Report every line of the listing below in which the string "result" appears.

* Material for this task:
:::

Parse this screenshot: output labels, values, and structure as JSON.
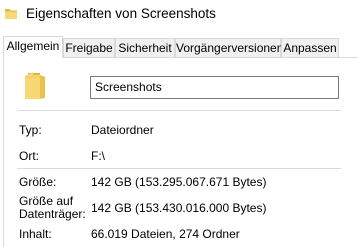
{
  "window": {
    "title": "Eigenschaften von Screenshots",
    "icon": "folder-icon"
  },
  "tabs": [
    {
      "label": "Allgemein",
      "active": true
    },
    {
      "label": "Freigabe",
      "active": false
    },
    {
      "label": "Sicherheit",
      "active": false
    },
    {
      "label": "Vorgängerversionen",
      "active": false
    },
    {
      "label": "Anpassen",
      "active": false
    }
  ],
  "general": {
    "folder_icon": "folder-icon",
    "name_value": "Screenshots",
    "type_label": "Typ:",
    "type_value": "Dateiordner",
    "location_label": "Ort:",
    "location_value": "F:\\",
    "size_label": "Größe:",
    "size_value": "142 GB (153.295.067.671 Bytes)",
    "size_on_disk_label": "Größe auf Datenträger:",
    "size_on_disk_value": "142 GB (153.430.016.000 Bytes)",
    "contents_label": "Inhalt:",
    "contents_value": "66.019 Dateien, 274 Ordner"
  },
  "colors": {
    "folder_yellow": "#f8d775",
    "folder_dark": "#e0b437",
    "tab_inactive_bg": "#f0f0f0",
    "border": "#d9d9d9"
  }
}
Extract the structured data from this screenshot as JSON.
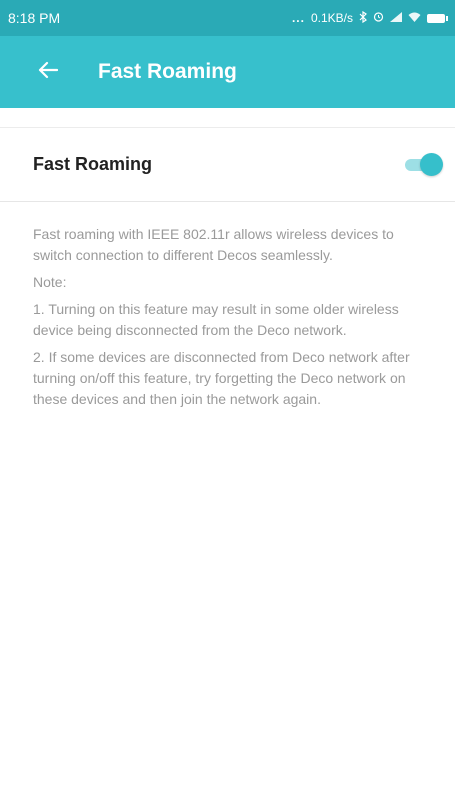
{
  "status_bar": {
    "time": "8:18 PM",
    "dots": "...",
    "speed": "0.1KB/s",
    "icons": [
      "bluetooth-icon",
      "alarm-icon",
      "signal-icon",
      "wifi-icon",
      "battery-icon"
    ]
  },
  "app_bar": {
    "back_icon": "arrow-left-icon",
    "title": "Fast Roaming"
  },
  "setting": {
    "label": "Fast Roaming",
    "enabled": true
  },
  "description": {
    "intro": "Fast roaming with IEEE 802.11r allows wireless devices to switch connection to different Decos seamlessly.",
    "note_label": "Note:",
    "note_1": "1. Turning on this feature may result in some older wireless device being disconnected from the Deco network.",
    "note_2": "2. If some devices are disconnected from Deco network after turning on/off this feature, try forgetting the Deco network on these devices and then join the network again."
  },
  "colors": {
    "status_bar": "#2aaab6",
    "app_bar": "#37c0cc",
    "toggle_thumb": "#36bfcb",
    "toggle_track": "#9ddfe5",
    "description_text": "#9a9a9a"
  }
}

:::

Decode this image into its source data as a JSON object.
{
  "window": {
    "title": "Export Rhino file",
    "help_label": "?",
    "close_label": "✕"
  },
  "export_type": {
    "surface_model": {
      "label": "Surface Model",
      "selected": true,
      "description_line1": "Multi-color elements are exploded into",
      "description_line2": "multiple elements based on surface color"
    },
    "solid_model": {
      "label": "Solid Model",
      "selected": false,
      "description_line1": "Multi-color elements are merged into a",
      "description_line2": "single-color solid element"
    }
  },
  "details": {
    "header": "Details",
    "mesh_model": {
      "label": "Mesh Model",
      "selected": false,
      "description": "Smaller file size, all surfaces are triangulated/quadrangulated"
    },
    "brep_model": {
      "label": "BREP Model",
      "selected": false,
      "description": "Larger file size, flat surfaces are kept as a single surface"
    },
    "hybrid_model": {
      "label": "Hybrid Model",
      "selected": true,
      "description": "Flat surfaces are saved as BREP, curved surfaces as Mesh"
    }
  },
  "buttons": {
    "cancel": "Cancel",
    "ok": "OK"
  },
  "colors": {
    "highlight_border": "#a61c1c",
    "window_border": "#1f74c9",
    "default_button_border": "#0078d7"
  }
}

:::

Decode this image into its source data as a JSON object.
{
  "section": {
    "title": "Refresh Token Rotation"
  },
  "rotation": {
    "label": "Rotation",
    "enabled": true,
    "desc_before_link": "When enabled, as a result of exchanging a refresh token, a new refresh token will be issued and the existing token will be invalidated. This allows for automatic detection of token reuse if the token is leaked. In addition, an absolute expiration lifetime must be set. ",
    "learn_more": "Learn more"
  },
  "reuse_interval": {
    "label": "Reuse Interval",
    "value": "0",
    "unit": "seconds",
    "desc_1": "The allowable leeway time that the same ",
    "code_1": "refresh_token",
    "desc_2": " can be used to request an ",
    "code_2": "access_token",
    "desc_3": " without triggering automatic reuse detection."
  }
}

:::

* Solution to this problem:
    "note_1": "1. Turning on this feature may result in some older wireless device being disconnected from the Deco network.",
    "desc_before_link": "When enabled, as a result of exchanging a refresh token, a new refresh token will be issued and the existing token will be invalidated. This allows for automatic detection of token reuse if the token is leaked. In addition, an absolute expiration lifetime must be set. ",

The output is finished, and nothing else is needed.